In conjunction with its Consumer Direct Acceleration strategy, introduced on Thursday, Nike expects there to be a "net loss of jobs," the company confirmed to Retail Dive via email. Complex first reported the news.
Although the company reported a $790 million loss for Q4, a company spokesperson said the layoffs were not related to losses incurred by the pandemic. Instead, any savings will be "reinvested into our priorities," the company said.
Nike said it is committed to acting with "thoughtful and robust severance practices" toward any employees impacted by the reductions.
Nike's Q4 results on Thursday displayed in full force the challenges of even strong retailers in the face of a pandemic that forced most retailers to close their stores for months. The athletic retailer's revenue fell by 38%, and in North America it was down by 46%.
At the same time, though, the retailer announced the next phase of its consumer direct strategy, which aims to take further advantage of the success the company has seen in digital. Digital sales grew 75% in the quarter and represented nearly 30% of the company's total business for that period.
The Consumer Direct Acceleration is focused on three key areas, the creation of a "marketplace of the future," a realignment of product categories and more investment in digital. On a conference call with analysts on Thursday, CEO John Donahoe said that changes to its category approach would allow the company to "significantly simplify" the organization. These reductions seem aimed at simplification.
"We are building a flatter, nimbler company and transforming Nike faster to define the marketplace of the future," the company said in a statement.
A Nike spokesperson did not immediately respond to questions about how many employees would be impacted by the layoffs and in what areas of the business. The report by Complex, which cited an email Donahoe sent to employees, said the cuts would likely not impact workers at retail stores, distribution centers and manufacturing facilities, but did not give details on which parts of the company were likely to be hit.
Despite the lower than anticipated results, analysts remain positive about the retailer's business, which has recovered in Greater China so that revenues were only down 3% in the quarter.
Susquehanna Financial Group analysts, led by Sam Poser, pointed to the impacts Nike's new plans for its consumer direct strategy could have on the company's wholesale partners, which are being pared down.
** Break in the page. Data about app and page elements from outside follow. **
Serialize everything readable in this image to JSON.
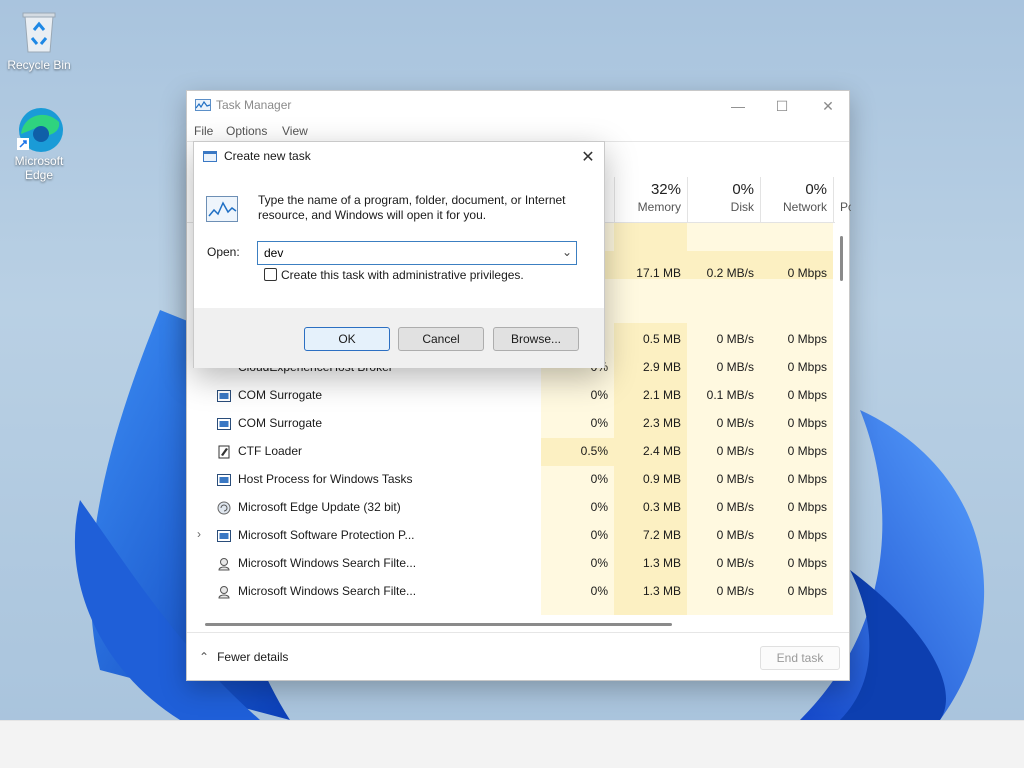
{
  "desktop": {
    "icons": [
      {
        "label": "Recycle Bin",
        "icon": "recycle-bin-icon"
      },
      {
        "label": "Microsoft Edge",
        "icon": "edge-icon"
      }
    ]
  },
  "task_manager": {
    "title": "Task Manager",
    "menu": [
      "File",
      "Options",
      "View"
    ],
    "columns": [
      {
        "pct": "",
        "label": ""
      },
      {
        "pct": "32%",
        "label": "Memory"
      },
      {
        "pct": "0%",
        "label": "Disk"
      },
      {
        "pct": "0%",
        "label": "Network"
      },
      {
        "pct": "",
        "label": "Po"
      }
    ],
    "rows": [
      {
        "name": "",
        "cpu": "",
        "memory": "17.1 MB",
        "disk": "0.2 MB/s",
        "network": "0 Mbps"
      },
      {
        "name": "",
        "cpu": "",
        "memory": "0.5 MB",
        "disk": "0 MB/s",
        "network": "0 Mbps"
      },
      {
        "name": "CloudExperienceHost Broker",
        "cpu": "0%",
        "memory": "2.9 MB",
        "disk": "0 MB/s",
        "network": "0 Mbps"
      },
      {
        "name": "COM Surrogate",
        "cpu": "0%",
        "memory": "2.1 MB",
        "disk": "0.1 MB/s",
        "network": "0 Mbps"
      },
      {
        "name": "COM Surrogate",
        "cpu": "0%",
        "memory": "2.3 MB",
        "disk": "0 MB/s",
        "network": "0 Mbps"
      },
      {
        "name": "CTF Loader",
        "cpu": "0.5%",
        "memory": "2.4 MB",
        "disk": "0 MB/s",
        "network": "0 Mbps"
      },
      {
        "name": "Host Process for Windows Tasks",
        "cpu": "0%",
        "memory": "0.9 MB",
        "disk": "0 MB/s",
        "network": "0 Mbps"
      },
      {
        "name": "Microsoft Edge Update (32 bit)",
        "cpu": "0%",
        "memory": "0.3 MB",
        "disk": "0 MB/s",
        "network": "0 Mbps"
      },
      {
        "name": "Microsoft Software Protection P...",
        "cpu": "0%",
        "memory": "7.2 MB",
        "disk": "0 MB/s",
        "network": "0 Mbps"
      },
      {
        "name": "Microsoft Windows Search Filte...",
        "cpu": "0%",
        "memory": "1.3 MB",
        "disk": "0 MB/s",
        "network": "0 Mbps"
      },
      {
        "name": "Microsoft Windows Search Filte...",
        "cpu": "0%",
        "memory": "1.3 MB",
        "disk": "0 MB/s",
        "network": "0 Mbps"
      }
    ],
    "fewer_details": "Fewer details",
    "end_task": "End task"
  },
  "run_dialog": {
    "title": "Create new task",
    "description": "Type the name of a program, folder, document, or Internet resource, and Windows will open it for you.",
    "open_label": "Open:",
    "open_value": "dev",
    "admin_label": "Create this task with administrative privileges.",
    "ok": "OK",
    "cancel": "Cancel",
    "browse": "Browse..."
  },
  "colors": {
    "heat_light": "#fff9e0",
    "heat_mid": "#fcf0c2",
    "accent": "#2b6fc2"
  }
}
"Nike has the keys to most every large and small athletic retailers' success, and those keys are becoming more valuable," the analysts said in emailed comments.